[Web page and app entries]
[Start of Attachment]

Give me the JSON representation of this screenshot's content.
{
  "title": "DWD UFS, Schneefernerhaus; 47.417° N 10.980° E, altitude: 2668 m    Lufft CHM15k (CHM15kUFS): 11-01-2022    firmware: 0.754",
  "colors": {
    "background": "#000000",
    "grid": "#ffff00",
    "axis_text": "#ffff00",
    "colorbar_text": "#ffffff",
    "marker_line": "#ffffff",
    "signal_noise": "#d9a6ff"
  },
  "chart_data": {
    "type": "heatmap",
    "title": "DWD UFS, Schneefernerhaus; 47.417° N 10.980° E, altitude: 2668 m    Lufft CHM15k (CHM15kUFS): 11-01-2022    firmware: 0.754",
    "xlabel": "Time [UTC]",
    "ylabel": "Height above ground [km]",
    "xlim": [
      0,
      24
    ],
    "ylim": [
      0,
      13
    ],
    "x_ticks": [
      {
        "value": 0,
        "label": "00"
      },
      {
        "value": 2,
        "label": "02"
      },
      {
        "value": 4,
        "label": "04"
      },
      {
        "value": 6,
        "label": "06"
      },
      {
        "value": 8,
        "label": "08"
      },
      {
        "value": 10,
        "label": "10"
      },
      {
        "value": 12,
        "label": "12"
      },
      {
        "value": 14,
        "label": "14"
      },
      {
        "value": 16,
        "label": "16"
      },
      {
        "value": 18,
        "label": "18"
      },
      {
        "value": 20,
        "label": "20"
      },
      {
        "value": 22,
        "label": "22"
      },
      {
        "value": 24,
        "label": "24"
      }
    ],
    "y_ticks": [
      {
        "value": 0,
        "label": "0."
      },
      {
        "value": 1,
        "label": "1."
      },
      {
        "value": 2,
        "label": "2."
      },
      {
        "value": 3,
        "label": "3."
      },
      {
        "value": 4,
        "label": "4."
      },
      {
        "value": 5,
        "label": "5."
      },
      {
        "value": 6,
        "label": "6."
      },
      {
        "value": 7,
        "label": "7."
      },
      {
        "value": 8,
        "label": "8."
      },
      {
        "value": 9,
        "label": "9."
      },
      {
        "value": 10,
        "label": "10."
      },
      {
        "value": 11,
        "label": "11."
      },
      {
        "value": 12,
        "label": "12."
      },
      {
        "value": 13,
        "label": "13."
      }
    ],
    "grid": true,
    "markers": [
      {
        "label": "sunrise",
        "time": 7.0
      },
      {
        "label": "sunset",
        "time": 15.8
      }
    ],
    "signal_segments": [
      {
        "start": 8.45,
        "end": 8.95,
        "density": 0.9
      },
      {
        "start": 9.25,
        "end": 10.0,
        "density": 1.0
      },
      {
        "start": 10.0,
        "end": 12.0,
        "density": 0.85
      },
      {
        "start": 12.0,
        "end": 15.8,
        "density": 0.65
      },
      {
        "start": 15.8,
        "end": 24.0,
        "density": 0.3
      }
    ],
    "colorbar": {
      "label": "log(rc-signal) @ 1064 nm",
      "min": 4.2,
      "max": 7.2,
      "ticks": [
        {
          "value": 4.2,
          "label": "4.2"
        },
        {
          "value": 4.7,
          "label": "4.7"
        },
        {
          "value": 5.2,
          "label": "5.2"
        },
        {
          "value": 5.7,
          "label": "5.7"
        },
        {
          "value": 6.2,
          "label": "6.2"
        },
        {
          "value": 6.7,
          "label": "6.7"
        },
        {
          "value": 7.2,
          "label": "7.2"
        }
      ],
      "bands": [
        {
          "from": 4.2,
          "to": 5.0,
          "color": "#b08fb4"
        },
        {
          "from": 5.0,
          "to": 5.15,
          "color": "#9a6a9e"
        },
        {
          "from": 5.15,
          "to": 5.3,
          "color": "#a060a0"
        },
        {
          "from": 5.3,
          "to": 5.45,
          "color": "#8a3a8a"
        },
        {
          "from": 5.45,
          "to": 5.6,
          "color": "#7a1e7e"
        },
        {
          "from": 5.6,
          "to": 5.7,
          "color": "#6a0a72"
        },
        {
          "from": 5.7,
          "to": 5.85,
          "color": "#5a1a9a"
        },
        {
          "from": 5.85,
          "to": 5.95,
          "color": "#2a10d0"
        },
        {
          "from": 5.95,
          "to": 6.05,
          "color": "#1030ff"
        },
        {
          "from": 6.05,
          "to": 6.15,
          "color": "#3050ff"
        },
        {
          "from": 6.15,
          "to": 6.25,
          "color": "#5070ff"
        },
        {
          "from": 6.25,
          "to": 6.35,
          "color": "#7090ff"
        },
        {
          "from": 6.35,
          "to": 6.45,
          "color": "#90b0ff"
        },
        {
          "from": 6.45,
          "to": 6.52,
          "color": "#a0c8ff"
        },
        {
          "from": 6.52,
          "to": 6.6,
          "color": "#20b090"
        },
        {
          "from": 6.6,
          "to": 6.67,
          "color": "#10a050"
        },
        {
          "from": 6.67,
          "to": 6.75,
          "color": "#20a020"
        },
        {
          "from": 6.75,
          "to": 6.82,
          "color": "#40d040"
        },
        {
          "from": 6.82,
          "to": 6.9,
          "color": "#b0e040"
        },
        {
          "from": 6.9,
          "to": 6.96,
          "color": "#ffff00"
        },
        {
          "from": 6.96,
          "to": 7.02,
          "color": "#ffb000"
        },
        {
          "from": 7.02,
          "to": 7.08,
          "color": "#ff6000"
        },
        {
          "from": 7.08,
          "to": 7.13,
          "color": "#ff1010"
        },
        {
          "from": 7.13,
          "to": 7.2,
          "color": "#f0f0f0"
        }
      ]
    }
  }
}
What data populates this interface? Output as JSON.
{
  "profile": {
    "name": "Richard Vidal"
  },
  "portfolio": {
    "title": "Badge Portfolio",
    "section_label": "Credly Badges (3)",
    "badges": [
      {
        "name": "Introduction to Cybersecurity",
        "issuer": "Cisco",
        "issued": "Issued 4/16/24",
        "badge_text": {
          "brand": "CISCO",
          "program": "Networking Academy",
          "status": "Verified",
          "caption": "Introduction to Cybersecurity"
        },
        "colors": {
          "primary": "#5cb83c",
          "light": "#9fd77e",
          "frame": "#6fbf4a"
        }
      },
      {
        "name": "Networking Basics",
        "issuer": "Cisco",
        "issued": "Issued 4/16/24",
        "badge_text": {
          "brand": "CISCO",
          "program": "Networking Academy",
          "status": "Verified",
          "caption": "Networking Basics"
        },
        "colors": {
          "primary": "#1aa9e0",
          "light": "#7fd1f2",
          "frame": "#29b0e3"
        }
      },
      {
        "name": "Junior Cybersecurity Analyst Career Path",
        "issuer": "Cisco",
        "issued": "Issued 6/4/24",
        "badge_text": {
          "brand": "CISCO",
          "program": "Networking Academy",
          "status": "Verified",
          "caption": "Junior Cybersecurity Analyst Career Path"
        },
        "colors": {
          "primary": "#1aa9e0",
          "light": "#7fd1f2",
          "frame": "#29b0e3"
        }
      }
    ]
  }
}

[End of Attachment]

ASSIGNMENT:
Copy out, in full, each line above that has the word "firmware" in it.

SOLUTION TO THIS EXERCISE:
  "title": "DWD UFS, Schneefernerhaus; 47.417° N 10.980° E, altitude: 2668 m    Lufft CHM15k (CHM15kUFS): 11-01-2022    firmware: 0.754",
    "title": "DWD UFS, Schneefernerhaus; 47.417° N 10.980° E, altitude: 2668 m    Lufft CHM15k (CHM15kUFS): 11-01-2022    firmware: 0.754",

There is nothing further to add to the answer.